Select, from the data, each line where "chevron" occurs.

◆ INFORMATION SHOWN ◆
---------------

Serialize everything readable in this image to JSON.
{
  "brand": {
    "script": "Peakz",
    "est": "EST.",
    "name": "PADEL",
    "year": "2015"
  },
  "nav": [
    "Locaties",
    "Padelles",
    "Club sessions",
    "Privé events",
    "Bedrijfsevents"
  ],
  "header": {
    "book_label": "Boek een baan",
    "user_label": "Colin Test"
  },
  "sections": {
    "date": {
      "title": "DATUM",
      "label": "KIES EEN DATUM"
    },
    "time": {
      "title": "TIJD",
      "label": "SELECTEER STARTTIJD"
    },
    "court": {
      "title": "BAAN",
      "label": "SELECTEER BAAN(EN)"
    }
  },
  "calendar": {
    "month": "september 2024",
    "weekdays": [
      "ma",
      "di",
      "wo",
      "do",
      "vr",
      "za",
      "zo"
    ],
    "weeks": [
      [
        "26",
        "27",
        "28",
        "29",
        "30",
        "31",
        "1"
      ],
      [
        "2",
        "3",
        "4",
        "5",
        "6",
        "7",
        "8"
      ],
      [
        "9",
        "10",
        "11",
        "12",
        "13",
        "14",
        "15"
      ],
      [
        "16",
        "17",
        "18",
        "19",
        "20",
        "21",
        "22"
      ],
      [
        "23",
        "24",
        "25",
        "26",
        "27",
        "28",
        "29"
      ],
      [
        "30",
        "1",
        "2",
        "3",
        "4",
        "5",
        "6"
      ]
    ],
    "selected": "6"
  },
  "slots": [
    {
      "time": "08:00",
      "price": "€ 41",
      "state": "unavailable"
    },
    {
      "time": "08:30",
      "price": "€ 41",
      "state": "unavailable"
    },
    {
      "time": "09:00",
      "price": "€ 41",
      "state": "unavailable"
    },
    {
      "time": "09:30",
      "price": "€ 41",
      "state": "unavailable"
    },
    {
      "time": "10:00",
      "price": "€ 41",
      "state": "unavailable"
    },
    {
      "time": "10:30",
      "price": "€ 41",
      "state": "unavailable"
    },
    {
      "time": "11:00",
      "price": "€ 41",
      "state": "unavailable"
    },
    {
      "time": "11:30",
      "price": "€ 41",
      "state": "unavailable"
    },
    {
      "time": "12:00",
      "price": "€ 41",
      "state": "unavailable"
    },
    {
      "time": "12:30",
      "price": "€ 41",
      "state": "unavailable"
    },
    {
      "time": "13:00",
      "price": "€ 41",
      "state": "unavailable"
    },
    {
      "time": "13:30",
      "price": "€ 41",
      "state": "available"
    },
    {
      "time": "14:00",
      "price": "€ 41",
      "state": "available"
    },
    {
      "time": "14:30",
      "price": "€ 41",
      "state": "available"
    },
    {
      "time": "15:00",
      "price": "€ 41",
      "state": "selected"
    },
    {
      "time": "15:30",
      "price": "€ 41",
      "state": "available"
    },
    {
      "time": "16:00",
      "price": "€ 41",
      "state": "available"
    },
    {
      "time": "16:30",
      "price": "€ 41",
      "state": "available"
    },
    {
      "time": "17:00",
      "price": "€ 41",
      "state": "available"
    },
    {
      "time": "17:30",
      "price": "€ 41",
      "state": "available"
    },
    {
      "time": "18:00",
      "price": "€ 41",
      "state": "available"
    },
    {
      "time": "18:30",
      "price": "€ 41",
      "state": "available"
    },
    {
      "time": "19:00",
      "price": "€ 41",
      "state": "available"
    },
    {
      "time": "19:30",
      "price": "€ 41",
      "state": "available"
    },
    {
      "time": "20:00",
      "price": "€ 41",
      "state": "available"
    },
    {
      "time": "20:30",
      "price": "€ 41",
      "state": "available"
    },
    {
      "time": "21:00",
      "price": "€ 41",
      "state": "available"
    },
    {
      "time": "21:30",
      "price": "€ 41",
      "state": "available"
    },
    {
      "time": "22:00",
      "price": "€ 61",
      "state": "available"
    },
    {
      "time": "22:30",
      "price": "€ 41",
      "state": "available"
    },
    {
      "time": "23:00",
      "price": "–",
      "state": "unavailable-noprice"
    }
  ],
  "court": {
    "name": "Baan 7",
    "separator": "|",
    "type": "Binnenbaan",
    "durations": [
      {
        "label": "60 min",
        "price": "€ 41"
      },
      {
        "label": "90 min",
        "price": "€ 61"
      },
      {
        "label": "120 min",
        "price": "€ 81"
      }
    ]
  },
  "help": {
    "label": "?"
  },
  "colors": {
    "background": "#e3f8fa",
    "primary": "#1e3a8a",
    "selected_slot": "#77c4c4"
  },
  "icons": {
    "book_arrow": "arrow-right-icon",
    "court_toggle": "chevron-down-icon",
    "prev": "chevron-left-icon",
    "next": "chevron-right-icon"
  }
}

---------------

◆ ANSWER FOR THE TASK ◆
    "court_toggle": "chevron-down-icon",
    "prev": "chevron-left-icon",
    "next": "chevron-right-icon"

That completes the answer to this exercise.